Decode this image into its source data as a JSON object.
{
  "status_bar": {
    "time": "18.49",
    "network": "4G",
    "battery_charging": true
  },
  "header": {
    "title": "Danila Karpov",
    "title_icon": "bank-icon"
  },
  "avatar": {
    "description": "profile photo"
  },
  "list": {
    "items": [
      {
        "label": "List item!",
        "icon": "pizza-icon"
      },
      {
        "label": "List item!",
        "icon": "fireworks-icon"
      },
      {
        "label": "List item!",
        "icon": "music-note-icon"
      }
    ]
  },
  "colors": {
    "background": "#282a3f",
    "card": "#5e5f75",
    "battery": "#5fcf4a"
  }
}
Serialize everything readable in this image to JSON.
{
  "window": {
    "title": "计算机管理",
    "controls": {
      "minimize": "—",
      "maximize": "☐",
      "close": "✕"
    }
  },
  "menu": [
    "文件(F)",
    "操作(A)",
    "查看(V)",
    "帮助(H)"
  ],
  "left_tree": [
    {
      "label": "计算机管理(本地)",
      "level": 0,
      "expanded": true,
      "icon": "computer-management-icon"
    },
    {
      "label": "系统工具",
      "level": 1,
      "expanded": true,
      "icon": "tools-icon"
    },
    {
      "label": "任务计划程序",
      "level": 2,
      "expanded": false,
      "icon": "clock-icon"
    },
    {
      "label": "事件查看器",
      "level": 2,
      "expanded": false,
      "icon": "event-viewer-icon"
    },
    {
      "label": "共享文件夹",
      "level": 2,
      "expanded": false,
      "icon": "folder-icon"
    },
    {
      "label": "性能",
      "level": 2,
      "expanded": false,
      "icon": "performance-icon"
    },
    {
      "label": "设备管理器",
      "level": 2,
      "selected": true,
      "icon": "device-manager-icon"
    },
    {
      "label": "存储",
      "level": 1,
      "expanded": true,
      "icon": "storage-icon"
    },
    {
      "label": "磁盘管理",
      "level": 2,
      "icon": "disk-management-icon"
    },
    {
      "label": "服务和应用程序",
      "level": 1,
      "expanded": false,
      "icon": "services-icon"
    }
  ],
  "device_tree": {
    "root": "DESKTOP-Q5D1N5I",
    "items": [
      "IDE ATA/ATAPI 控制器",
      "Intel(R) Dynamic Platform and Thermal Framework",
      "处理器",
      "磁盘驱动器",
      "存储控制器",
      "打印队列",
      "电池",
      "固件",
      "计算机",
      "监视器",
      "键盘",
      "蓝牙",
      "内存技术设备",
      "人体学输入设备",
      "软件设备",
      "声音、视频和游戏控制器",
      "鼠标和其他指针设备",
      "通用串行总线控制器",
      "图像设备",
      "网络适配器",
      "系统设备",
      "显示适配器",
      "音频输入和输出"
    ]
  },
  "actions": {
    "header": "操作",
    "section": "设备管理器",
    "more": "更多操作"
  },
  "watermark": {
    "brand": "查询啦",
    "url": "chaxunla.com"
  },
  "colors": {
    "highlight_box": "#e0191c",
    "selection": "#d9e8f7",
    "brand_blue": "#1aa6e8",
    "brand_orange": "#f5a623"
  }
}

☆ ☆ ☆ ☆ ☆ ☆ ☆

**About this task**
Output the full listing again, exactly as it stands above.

**Exercise solution**
Decode this image into its source data as a JSON object.
{
  "status_bar": {
    "time": "18.49",
    "network": "4G",
    "battery_charging": true
  },
  "header": {
    "title": "Danila Karpov",
    "title_icon": "bank-icon"
  },
  "avatar": {
    "description": "profile photo"
  },
  "list": {
    "items": [
      {
        "label": "List item!",
        "icon": "pizza-icon"
      },
      {
        "label": "List item!",
        "icon": "fireworks-icon"
      },
      {
        "label": "List item!",
        "icon": "music-note-icon"
      }
    ]
  },
  "colors": {
    "background": "#282a3f",
    "card": "#5e5f75",
    "battery": "#5fcf4a"
  }
}
Serialize everything readable in this image to JSON.
{
  "window": {
    "title": "计算机管理",
    "controls": {
      "minimize": "—",
      "maximize": "☐",
      "close": "✕"
    }
  },
  "menu": [
    "文件(F)",
    "操作(A)",
    "查看(V)",
    "帮助(H)"
  ],
  "left_tree": [
    {
      "label": "计算机管理(本地)",
      "level": 0,
      "expanded": true,
      "icon": "computer-management-icon"
    },
    {
      "label": "系统工具",
      "level": 1,
      "expanded": true,
      "icon": "tools-icon"
    },
    {
      "label": "任务计划程序",
      "level": 2,
      "expanded": false,
      "icon": "clock-icon"
    },
    {
      "label": "事件查看器",
      "level": 2,
      "expanded": false,
      "icon": "event-viewer-icon"
    },
    {
      "label": "共享文件夹",
      "level": 2,
      "expanded": false,
      "icon": "folder-icon"
    },
    {
      "label": "性能",
      "level": 2,
      "expanded": false,
      "icon": "performance-icon"
    },
    {
      "label": "设备管理器",
      "level": 2,
      "selected": true,
      "icon": "device-manager-icon"
    },
    {
      "label": "存储",
      "level": 1,
      "expanded": true,
      "icon": "storage-icon"
    },
    {
      "label": "磁盘管理",
      "level": 2,
      "icon": "disk-management-icon"
    },
    {
      "label": "服务和应用程序",
      "level": 1,
      "expanded": false,
      "icon": "services-icon"
    }
  ],
  "device_tree": {
    "root": "DESKTOP-Q5D1N5I",
    "items": [
      "IDE ATA/ATAPI 控制器",
      "Intel(R) Dynamic Platform and Thermal Framework",
      "处理器",
      "磁盘驱动器",
      "存储控制器",
      "打印队列",
      "电池",
      "固件",
      "计算机",
      "监视器",
      "键盘",
      "蓝牙",
      "内存技术设备",
      "人体学输入设备",
      "软件设备",
      "声音、视频和游戏控制器",
      "鼠标和其他指针设备",
      "通用串行总线控制器",
      "图像设备",
      "网络适配器",
      "系统设备",
      "显示适配器",
      "音频输入和输出"
    ]
  },
  "actions": {
    "header": "操作",
    "section": "设备管理器",
    "more": "更多操作"
  },
  "watermark": {
    "brand": "查询啦",
    "url": "chaxunla.com"
  },
  "colors": {
    "highlight_box": "#e0191c",
    "selection": "#d9e8f7",
    "brand_blue": "#1aa6e8",
    "brand_orange": "#f5a623"
  }
}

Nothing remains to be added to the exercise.